Work request:
Filtering the records below, copy only those lines that include the word "payout".

Dataset excerpts:
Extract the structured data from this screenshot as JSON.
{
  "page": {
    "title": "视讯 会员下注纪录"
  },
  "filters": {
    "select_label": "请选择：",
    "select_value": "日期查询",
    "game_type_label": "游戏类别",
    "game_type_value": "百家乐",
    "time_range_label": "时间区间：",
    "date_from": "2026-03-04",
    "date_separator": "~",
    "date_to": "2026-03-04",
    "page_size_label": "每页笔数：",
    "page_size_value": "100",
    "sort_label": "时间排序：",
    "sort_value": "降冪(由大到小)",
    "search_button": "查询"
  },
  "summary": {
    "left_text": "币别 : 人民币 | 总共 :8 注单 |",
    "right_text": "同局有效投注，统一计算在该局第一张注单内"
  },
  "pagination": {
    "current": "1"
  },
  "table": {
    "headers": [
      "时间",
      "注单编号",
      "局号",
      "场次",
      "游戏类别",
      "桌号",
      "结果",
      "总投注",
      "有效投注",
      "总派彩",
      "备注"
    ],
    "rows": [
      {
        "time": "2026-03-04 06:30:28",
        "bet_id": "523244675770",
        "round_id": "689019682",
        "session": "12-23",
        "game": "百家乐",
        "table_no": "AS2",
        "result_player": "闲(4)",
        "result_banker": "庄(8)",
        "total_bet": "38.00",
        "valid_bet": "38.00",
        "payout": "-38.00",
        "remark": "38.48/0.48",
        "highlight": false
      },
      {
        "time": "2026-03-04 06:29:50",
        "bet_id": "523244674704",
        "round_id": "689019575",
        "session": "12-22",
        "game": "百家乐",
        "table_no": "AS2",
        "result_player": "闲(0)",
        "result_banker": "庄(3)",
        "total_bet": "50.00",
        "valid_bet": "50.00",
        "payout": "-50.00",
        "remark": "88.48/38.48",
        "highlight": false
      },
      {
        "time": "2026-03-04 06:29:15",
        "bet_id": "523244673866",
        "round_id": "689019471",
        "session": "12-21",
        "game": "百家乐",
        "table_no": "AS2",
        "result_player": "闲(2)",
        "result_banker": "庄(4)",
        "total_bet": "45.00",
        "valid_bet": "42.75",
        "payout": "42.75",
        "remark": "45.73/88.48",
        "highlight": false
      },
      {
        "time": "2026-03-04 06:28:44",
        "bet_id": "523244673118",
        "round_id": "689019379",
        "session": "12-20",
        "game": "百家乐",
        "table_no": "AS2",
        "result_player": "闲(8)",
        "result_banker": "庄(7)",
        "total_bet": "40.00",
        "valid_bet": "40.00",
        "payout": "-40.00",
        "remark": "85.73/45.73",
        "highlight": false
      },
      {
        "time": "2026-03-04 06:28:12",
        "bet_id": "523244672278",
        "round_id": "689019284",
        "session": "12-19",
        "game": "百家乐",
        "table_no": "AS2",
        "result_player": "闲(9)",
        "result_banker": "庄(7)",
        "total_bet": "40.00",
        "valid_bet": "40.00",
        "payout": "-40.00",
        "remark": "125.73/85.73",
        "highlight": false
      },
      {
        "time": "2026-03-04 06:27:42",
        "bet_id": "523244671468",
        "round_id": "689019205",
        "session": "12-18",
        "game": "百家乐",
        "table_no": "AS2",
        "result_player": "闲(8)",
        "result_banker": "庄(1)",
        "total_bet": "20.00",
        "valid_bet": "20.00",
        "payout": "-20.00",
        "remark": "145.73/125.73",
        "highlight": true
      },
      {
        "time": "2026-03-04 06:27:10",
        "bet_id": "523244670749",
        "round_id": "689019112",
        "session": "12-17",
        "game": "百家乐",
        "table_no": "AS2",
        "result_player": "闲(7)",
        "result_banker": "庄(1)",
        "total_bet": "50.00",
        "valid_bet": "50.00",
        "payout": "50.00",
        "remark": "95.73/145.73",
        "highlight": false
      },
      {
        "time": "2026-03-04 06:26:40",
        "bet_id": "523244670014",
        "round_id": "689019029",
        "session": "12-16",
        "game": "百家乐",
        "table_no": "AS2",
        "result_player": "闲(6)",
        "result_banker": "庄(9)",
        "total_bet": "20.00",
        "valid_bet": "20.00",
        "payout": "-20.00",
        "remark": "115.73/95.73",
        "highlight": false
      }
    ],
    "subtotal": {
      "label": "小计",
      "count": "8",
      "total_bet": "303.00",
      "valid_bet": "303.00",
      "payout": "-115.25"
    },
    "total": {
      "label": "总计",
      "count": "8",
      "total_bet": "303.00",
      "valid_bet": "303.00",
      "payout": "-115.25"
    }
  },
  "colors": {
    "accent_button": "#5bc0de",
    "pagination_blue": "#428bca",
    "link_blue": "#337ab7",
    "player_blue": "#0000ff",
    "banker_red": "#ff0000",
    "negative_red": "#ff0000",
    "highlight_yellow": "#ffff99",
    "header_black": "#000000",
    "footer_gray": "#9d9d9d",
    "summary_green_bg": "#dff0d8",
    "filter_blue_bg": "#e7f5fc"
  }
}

Answer space:
        "payout": "-38.00",
        "payout": "-50.00",
        "payout": "42.75",
        "payout": "-40.00",
        "payout": "-40.00",
        "payout": "-20.00",
        "payout": "50.00",
        "payout": "-20.00",
      "payout": "-115.25"
      "payout": "-115.25"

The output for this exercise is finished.